A bright PR spotlight on the bulging refugee camps of the Palestinians is one unexpected outcome of the latest bloodbath is Gaza. Israel's shelling of a United Nations-run school sheltering Palestinians on Wednesday turned on that beacon. It was the second attack on a UN facility.

The Wall Street Journal today provided a run-down of the U.N.'s "towering presence" in the daily economic and social life in the under siege Gaza Strip. Two-thirds of Gaza's 1.3M Palestinians are registered refugees. A quarter of them live in U.N. camps and half receive food aid.

The U.N. created its first refugee camp in 1950 following Israel's formation in 1948 and the first Arab-Israeli war. It runs eight camps, 245 schools and 22 medical facilities. Some camps are in the West Bank, Jordan and Syria. The UN is Gaza's No. 2 employer with more than 11,000 staffers.

Beyond the politics involved with Palestinian demands of the right to return to the homeland, there is a tragic human element involved with the daily living conditions of the people that needs to be addressed if lasting peace is ever to the found between Israelis and Palestinians.

The Wall Street Journal's editorial page today pointed to the hypocrisy connected with demands that Israel "take back every single Arab."

It quoted a piece from the late Eric Hoffer, American philosopher and Presidential Medal of Freedom winner, who wrote of the unfairness of Jews not being "permitted to do what other nations do." He wants to know why Arabs displaced by Israel are viewed as "eternal refugees."

Hoffer wrote in 1968:

"Other nations drive out thousands, even millions of people and there is no refugee problem. Russia did it. Poland and Czechoslovakia did it. Turkey drove out a million Greeks and Algeria a million Frenchmen. Indonesia threw out heavens knows how many Chinese—and no one says a word about refugees."


"Other nations when victorious on the battlefield dictate peace terms.
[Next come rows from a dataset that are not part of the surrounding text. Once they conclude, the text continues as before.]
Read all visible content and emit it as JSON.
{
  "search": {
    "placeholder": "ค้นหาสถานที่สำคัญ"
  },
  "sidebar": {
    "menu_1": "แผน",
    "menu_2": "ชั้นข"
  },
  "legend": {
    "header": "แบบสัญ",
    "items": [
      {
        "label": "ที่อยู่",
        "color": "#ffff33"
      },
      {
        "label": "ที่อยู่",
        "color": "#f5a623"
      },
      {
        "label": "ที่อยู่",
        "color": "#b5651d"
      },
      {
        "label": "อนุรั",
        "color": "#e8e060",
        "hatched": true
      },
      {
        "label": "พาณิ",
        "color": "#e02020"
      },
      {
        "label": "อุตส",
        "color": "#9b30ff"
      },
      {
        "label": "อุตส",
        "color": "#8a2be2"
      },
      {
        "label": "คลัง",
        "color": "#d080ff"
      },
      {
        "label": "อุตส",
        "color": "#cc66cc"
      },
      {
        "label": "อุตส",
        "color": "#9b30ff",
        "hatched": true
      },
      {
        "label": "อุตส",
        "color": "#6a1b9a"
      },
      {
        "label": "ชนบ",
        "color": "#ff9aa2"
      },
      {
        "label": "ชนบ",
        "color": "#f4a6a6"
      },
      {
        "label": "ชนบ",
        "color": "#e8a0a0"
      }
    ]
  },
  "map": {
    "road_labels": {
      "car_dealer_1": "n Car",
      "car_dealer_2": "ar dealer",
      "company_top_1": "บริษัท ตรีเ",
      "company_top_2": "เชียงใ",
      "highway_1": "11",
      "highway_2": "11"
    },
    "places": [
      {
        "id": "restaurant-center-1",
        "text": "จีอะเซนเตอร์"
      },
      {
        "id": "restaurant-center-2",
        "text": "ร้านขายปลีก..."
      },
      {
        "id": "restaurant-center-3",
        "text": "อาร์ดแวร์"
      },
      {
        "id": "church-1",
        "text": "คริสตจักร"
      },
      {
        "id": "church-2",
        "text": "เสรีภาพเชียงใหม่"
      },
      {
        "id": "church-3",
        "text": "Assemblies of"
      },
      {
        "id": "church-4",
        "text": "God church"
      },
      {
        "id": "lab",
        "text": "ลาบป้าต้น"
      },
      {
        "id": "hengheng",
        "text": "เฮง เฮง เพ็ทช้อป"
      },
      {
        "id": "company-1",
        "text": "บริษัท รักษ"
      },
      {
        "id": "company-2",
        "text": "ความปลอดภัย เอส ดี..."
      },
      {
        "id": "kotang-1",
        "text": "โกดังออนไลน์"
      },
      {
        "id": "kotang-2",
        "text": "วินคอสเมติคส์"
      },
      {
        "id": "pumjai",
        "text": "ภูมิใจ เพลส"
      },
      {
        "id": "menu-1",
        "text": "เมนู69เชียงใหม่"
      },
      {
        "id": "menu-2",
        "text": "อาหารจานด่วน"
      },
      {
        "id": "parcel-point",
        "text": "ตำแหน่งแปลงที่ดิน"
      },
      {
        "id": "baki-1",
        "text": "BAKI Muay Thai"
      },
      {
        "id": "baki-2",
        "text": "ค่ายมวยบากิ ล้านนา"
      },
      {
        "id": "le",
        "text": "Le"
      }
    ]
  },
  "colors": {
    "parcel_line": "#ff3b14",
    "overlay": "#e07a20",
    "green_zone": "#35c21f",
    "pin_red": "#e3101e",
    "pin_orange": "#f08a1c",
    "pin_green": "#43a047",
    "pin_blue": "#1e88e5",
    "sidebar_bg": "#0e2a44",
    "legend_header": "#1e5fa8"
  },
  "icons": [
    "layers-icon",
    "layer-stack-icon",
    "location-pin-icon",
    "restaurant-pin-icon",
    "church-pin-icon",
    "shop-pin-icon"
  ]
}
But when Israel is victorious, it must sue for peace. Everyone expects the Jews to be the only real Christians in the world."

Rupert Murdoch's WSJ today served the interests of its readers very well.